In the wake of the calamity, however, there are signs of change. In a country of 87,000 reservoirs, most built during a period of questionable construction standards, the government has taken a more aggressive stance on supervision and monitoring for needed repairs.

In 2005, at a seminar in Beijing, officials and scientists agreed to open the Banqiao Dam failure for public debate and declared that casualty figures were no longer state secrets. And yet, explains Bandurski, when a Shanghai-based media company recently produced an in-depth feature critical of the Three Gorges Dam, the story was removed from the internet within hours.

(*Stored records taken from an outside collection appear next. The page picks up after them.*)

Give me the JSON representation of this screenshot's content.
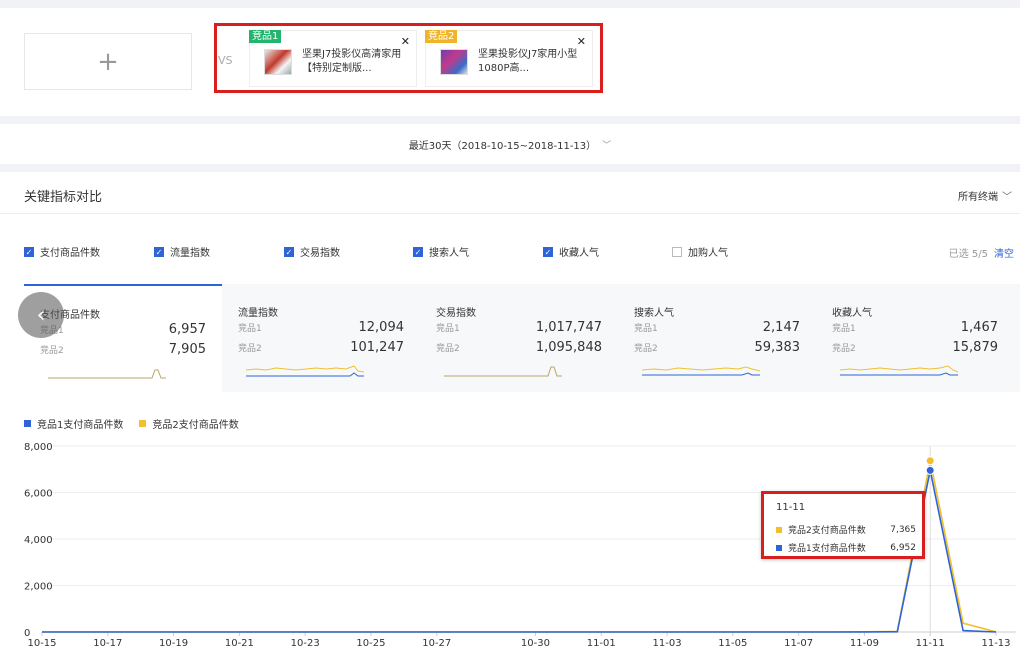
{
  "compare": {
    "add_symbol": "+",
    "vs_label": "VS",
    "products": [
      {
        "tag": "竞品1",
        "title": "坚果J7投影仪高清家用【特别定制版...",
        "tag_color": "#23b46e"
      },
      {
        "tag": "竞品2",
        "title": "坚果投影仪J7家用小型1080P高...",
        "tag_color": "#f0b429"
      }
    ]
  },
  "date_range": {
    "label": "最近30天（2018-10-15~2018-11-13）"
  },
  "section": {
    "title": "关键指标对比",
    "terminal_select": "所有终端"
  },
  "checkboxes": [
    {
      "label": "支付商品件数",
      "checked": true
    },
    {
      "label": "流量指数",
      "checked": true
    },
    {
      "label": "交易指数",
      "checked": true
    },
    {
      "label": "搜索人气",
      "checked": true
    },
    {
      "label": "收藏人气",
      "checked": true
    },
    {
      "label": "加购人气",
      "checked": false
    }
  ],
  "selected_count": "已选 5/5",
  "clear_label": "清空",
  "metric_cards": [
    {
      "name": "支付商品件数",
      "label1": "竞品1",
      "value1": "6,957",
      "label2": "竞品2",
      "value2": "7,905",
      "active": true
    },
    {
      "name": "流量指数",
      "label1": "竞品1",
      "value1": "12,094",
      "label2": "竞品2",
      "value2": "101,247",
      "active": false
    },
    {
      "name": "交易指数",
      "label1": "竞品1",
      "value1": "1,017,747",
      "label2": "竞品2",
      "value2": "1,095,848",
      "active": false
    },
    {
      "name": "搜索人气",
      "label1": "竞品1",
      "value1": "2,147",
      "label2": "竞品2",
      "value2": "59,383",
      "active": false
    },
    {
      "name": "收藏人气",
      "label1": "竞品1",
      "value1": "1,467",
      "label2": "竞品2",
      "value2": "15,879",
      "active": false
    }
  ],
  "nav_symbol": "‹",
  "colors": {
    "series1": "#2e64d6",
    "series2": "#f0c030",
    "accent": "#2e64d6",
    "highlight_border": "#d91e1e"
  },
  "chart_data": {
    "type": "line",
    "x": [
      "10-15",
      "10-16",
      "10-17",
      "10-18",
      "10-19",
      "10-20",
      "10-21",
      "10-22",
      "10-23",
      "10-24",
      "10-25",
      "10-26",
      "10-27",
      "10-28",
      "10-29",
      "10-30",
      "10-31",
      "11-01",
      "11-02",
      "11-03",
      "11-04",
      "11-05",
      "11-06",
      "11-07",
      "11-08",
      "11-09",
      "11-10",
      "11-11",
      "11-12",
      "11-13"
    ],
    "x_ticks": [
      "10-15",
      "10-17",
      "10-19",
      "10-21",
      "10-23",
      "10-25",
      "10-27",
      "10-30",
      "11-01",
      "11-03",
      "11-05",
      "11-07",
      "11-09",
      "11-11",
      "11-13"
    ],
    "series": [
      {
        "name": "竞品1支付商品件数",
        "values": [
          2,
          2,
          2,
          2,
          2,
          2,
          2,
          2,
          2,
          2,
          2,
          2,
          2,
          2,
          2,
          2,
          2,
          2,
          2,
          2,
          2,
          2,
          2,
          2,
          2,
          5,
          10,
          6952,
          60,
          2
        ]
      },
      {
        "name": "竞品2支付商品件数",
        "values": [
          3,
          3,
          3,
          3,
          3,
          3,
          3,
          3,
          3,
          3,
          3,
          3,
          3,
          3,
          3,
          3,
          3,
          3,
          3,
          3,
          3,
          3,
          3,
          3,
          3,
          8,
          20,
          7365,
          380,
          5
        ]
      }
    ],
    "yticks": [
      "0",
      "2,000",
      "4,000",
      "6,000",
      "8,000"
    ],
    "ylim": [
      0,
      8000
    ],
    "grid": true,
    "legend": "top-left"
  },
  "tooltip": {
    "date": "11-11",
    "rows": [
      {
        "label": "竞品2支付商品件数",
        "value": "7,365"
      },
      {
        "label": "竞品1支付商品件数",
        "value": "6,952"
      }
    ]
  }
}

The Chinese Communists have launched one of history's great engineering projects in a move to control the mighty Yellow River. Part of the program is the Sanmen Gorge Dam, not half-completed near Loyang in Honan Province, shown April 20, 1960. It will hold back 36 million cubic meters of water and power will be supplied by eight Russian-built generators. (AP Photo)© Getty The Chinese Communists have launched one of history’s great engineering projects in a move to control the mighty Yellow River. Part of the program is the Sanmen Gorge Dam, not half-completed near Loyang in Honan Province, shown April 20, 1960. It will hold back 36 million cubic meters of water and power will be supplied by eight Russian-built generators. (AP Photo)From Laos to Colombia, ambitious dam projects are back in fashion. “There’s a massive dam building spree happening worldwide, and China has its hands in many of them,” says William Laurance, an environmental science professor at James Cook University.

Around the globe, he estimates that 4,000 major hydroelectric dams are either in the planning or construction phase in what he terms a “hydroproject tsunami.” What scares Laurance and others who track these projects? The sense that China remains relatively less risk averse to potential failures.

With China building dams up and down the Mekong River in Laos — where flooding in July 2017 caused a dam under construction to collapse, triggering an inland tsunami that drowned hundreds of people — it would appear their fears are warranted.

Gallery: The tallest dams in the world (Photos)